In the previous post we lauded some of the wonders of which the new generation of chatbots is capable. In this post it we will look at some of the drawbacks.
To be fair, It must be said that the home screen of ChatGPT displays a whole list of caveats: not up to date by several years, may occasionally produce biased content, may give information that is plain wrong, etc. The internet is buzzing with examples. Rather than make an invidious selection, I decided to conduct my own experiment. Here’s a foretaste.
There’s is a long-established Irish-Spanish family in the city of Valencia, Spain, where I Iive, which played a prominent role in its modernisation in the nineteenth and early twentieth centuries. The family name is Trenor. I’d heard of them but wanted to know more. To my consternation, the answer came back from ChatGPT that it had no information about the family. The answer is all the harder to understand because there’s a long article about the Trenors in Wikipedia! True ChatGPT adds, “I cannot access up-to-date information on specific families or individuals without violating their privacy;” but I didn’t specify “up to date.”
Undaunted, I decided to try a second experiment, this time on a topic that should be more familiar to regular readers of this blog and so make it easier for them to judge the result.. The question was, “Who first proposed the natural translation hypothesis.” This time I did get a meaningful response – only it was a wrong one. It was that the inventor was Eugene Nida. Nida was an immensely influential translatologist; there was a time, when I was beginning in translation studies, that no thesis was complete without a reference to him. And it’s true that Nida recommended the use of natural-sounding target language. However, he did not formulate a natural translation hypothesis and he used natural in quite a different sense. Why then did ChatGPT make this mistake? We can only speculate, because chatbots are black boxes whose workings are not revealed by their designers if they even understand them themselves. It could not be for lack of data, since a cursory search with Google finds lots of references to the hypothesis. So a more likely explanation is failure to apply the longest match principle. The principle states that when seeking to match strings of characters or words, only the longest match is acceptable. Could it be that ChatGBT mistakenly stopped seeking after translation and missed hypothesis?

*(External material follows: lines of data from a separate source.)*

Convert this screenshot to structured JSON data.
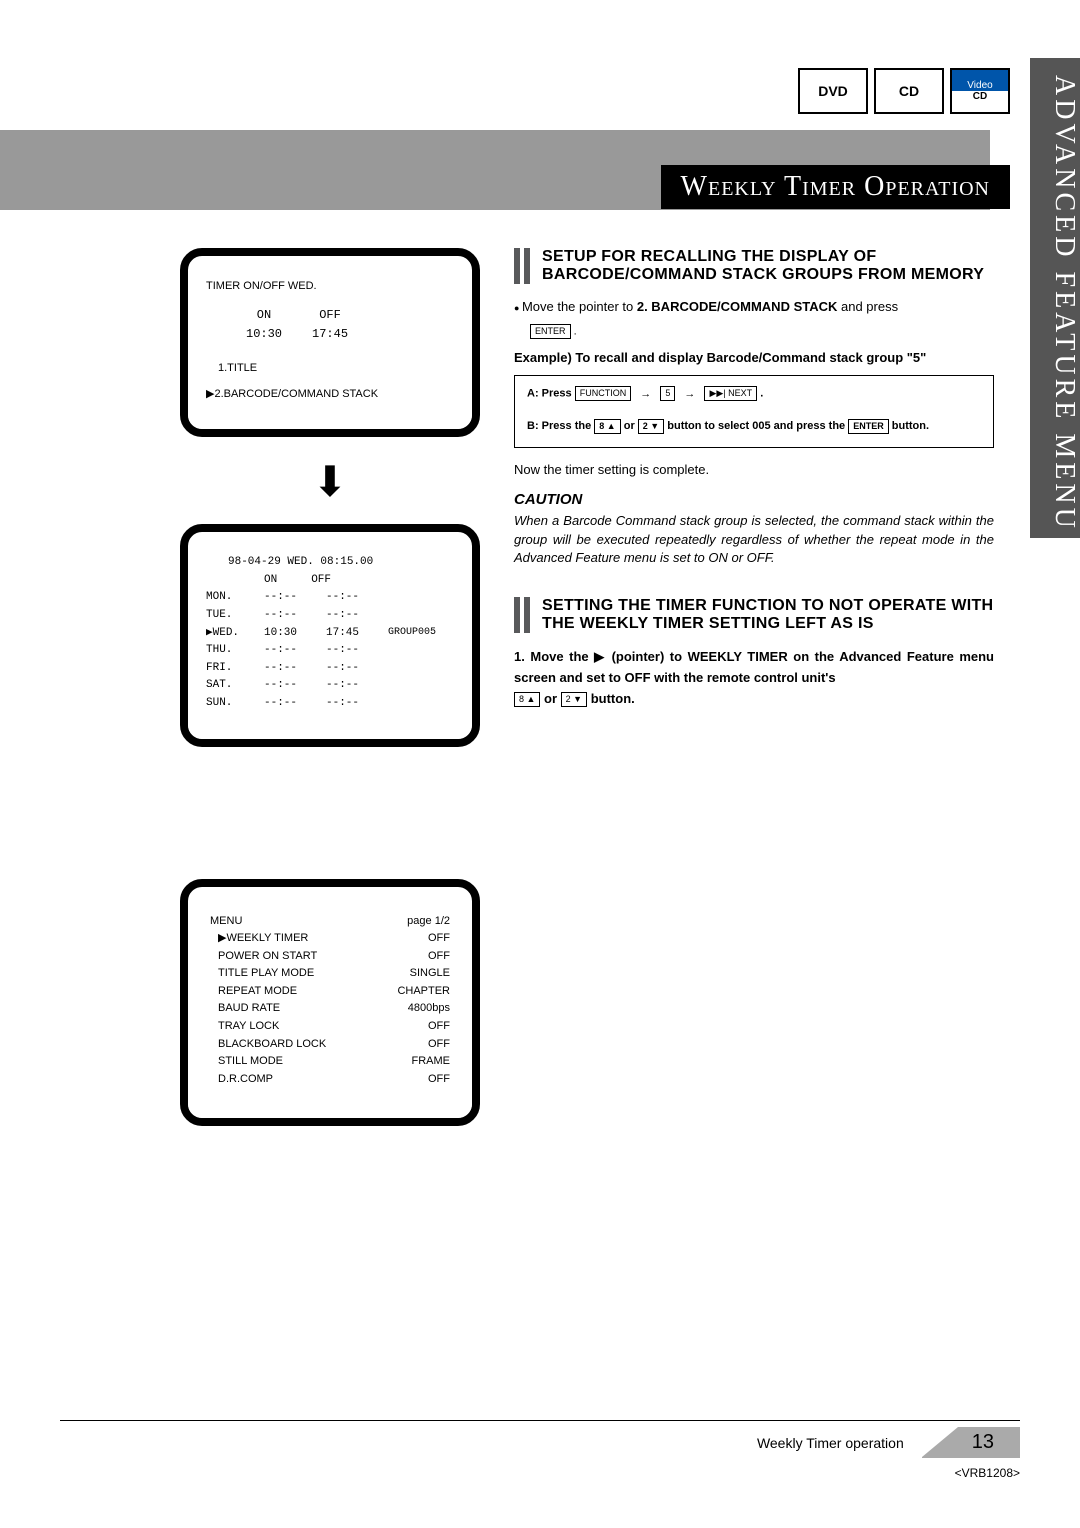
{
  "sideTab": "ADVANCED FEATURE MENU",
  "logos": {
    "dvd": "DVD",
    "cd": "CD",
    "vcdTop": "Video",
    "vcdBot": "CD"
  },
  "titleBar": "Weekly Timer Operation",
  "screen1": {
    "l1": "TIMER  ON/OFF      WED.",
    "onLabel": "ON",
    "offLabel": "OFF",
    "onTime": "10:30",
    "offTime": "17:45",
    "titleLine": "1.TITLE",
    "barcodeLine": "▶2.BARCODE/COMMAND STACK"
  },
  "screen2": {
    "header": "98-04-29  WED.   08:15.00",
    "onLabel": "ON",
    "offLabel": "OFF",
    "rows": [
      {
        "day": "MON.",
        "on": "--:--",
        "off": "--:--",
        "grp": ""
      },
      {
        "day": "TUE.",
        "on": "--:--",
        "off": "--:--",
        "grp": ""
      },
      {
        "day": "▶WED.",
        "on": "10:30",
        "off": "17:45",
        "grp": "GROUP005"
      },
      {
        "day": "THU.",
        "on": "--:--",
        "off": "--:--",
        "grp": ""
      },
      {
        "day": "FRI.",
        "on": "--:--",
        "off": "--:--",
        "grp": ""
      },
      {
        "day": "SAT.",
        "on": "--:--",
        "off": "--:--",
        "grp": ""
      },
      {
        "day": "SUN.",
        "on": "--:--",
        "off": "--:--",
        "grp": ""
      }
    ]
  },
  "screen3": {
    "menuLabel": "MENU",
    "pageLabel": "page 1/2",
    "items": [
      {
        "name": "▶WEEKLY TIMER",
        "val": "OFF"
      },
      {
        "name": "POWER ON START",
        "val": "OFF"
      },
      {
        "name": "TITLE PLAY MODE",
        "val": "SINGLE"
      },
      {
        "name": "REPEAT MODE",
        "val": "CHAPTER"
      },
      {
        "name": "BAUD RATE",
        "val": "4800bps"
      },
      {
        "name": "TRAY LOCK",
        "val": "OFF"
      },
      {
        "name": "BLACKBOARD LOCK",
        "val": "OFF"
      },
      {
        "name": "STILL MODE",
        "val": "FRAME"
      },
      {
        "name": "D.R.COMP",
        "val": "OFF"
      }
    ]
  },
  "sec1Title": "SETUP FOR RECALLING THE DISPLAY OF BARCODE/COMMAND STACK GROUPS FROM MEMORY",
  "instr1a": "Move the pointer to ",
  "instr1b": "2. BARCODE/COMMAND STACK",
  "instr1c": " and press",
  "btnEnter": "ENTER",
  "example": "Example) To recall and display Barcode/Command stack group \"5\"",
  "boxA1": "A: Press ",
  "btnFunction": "FUNCTION",
  "arrow": "→",
  "box5": "5",
  "btnNext": "▶▶| NEXT",
  "dot": ".",
  "boxB1": "B: Press the ",
  "btnUp": "8 ▲",
  "orWord": " or ",
  "btnDown": "2 ▼",
  "boxB2": " button to select 005 and press the ",
  "boxB3": " button.",
  "nowComplete": "Now the timer setting is complete.",
  "cautionHead": "CAUTION",
  "cautionBody": "When a Barcode Command stack group is selected, the command stack within the group will be executed repeatedly regardless of whether the repeat mode in the Advanced Feature menu is set to ON or OFF.",
  "sec2Title": "SETTING THE TIMER FUNCTION TO NOT OPERATE WITH THE WEEKLY TIMER SETTING LEFT AS IS",
  "step1a": "Move the ▶ (pointer) to WEEKLY TIMER on the Advanced Feature menu screen and set to OFF with the remote control unit's",
  "step1b": " button.",
  "footerLabel": "Weekly Timer operation",
  "pageNum": "13",
  "docId": "<VRB1208>"
}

The next thing that happened was my mistake. I pressed a wrong keyboard key and as a result the previous question was repeated. Again I soon got an answer – but it was not the same one! It was this:
A single example isn’t enough to declare one chatbot superior to another. However, if there’s a lesson we can learn from it it's not to rely on only one chatbot. If there is the slightest doubt, try another.